The Pantheon continues to thrill us....we never get tired of walking inside and admiring how well it has survived the centuries. Lots of tourists are inside, most all of them taking pictures of the oculus in the dome with the sunlight blazing through. We try to get on the little electric bus (116) that goes to the Campo de' Fiori but I can't remember which street it runs on so, after looking for a few minutes, we jump on a 116 that is going the opposite direction. We get a chance to sit for a while while the bus careens through the "centro storico", up the Via Veneto, through the Villa Borghese park and then back to the Campo de' Fiori along the Corso and past the Piazza Navona. The return route is nowhere near the outgoing route so it is not surprising that I was unable to find it. On the bus, I give some advice to a family that is trying to get to the Spanish Steps, forgetting that the bus makes a circuit around the park before stopping near the Steps, so they get an extra ride and will likely not hire me as a trip planner.
We arrive at the Campo de' Fiori just in time for one of our regular lunch options in Rome...a porchetta sandwich at Aristocampo--delicious as usual. Then a pleasant visit our friend Simona, one of the desk staff at the Hotel Teatro di Pompeo. We hop the bus back to the hotel (as usual, the #64 is packed to the gills and we have to wait for a few to pass by before getting on) and rest, check e-mail and do a little work.

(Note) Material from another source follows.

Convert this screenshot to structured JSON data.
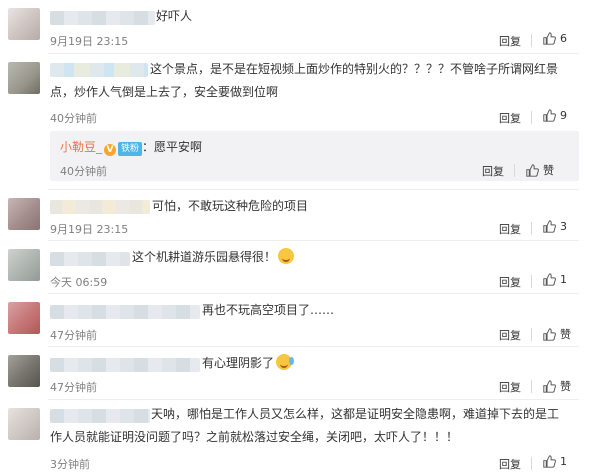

I take a walk around the neighborhood to do a little more scouting and exploring.
When I get back, we attempt to visit one of the oldest churches in Rome, located a few blocks away from the hotel. But when we get to Santa Pudenziana, there is a mass being celebrated (it is a church that serves the Filipino community in Rome) so we can't go in and see the 4th century mosaics over the altar. A stop for a (Sicilian) gelato compensates somewhat and, to add to our experience with Jewish Italy, we pass the "other" synagogue in Rome--the di Castro Oratory--on our way back to the hotel. It was established in the last century as a Ashkenazi-rite synagogue to accommodate those Roman Jews who no longer lived in the ghetto. It is closed up tight but we will think about going there on Saturday for services.
We are invited to dinner at Maureen and Franco's near the Colosseum. It's a bit too early to eat outside on their roof terrace but the evening is wonderful as usual...great food (shell pasta with fava, guanciale and artichokes, grilled lamb from the farm of their friend from Abruzzo and breaded baked onions) and convivial company. It's almost midnight before the party breaks up and we take a cab back to hotel.
Tomorrow, we hope for continued beautiful weather...plans for the day are uncertain.
Jim and Diana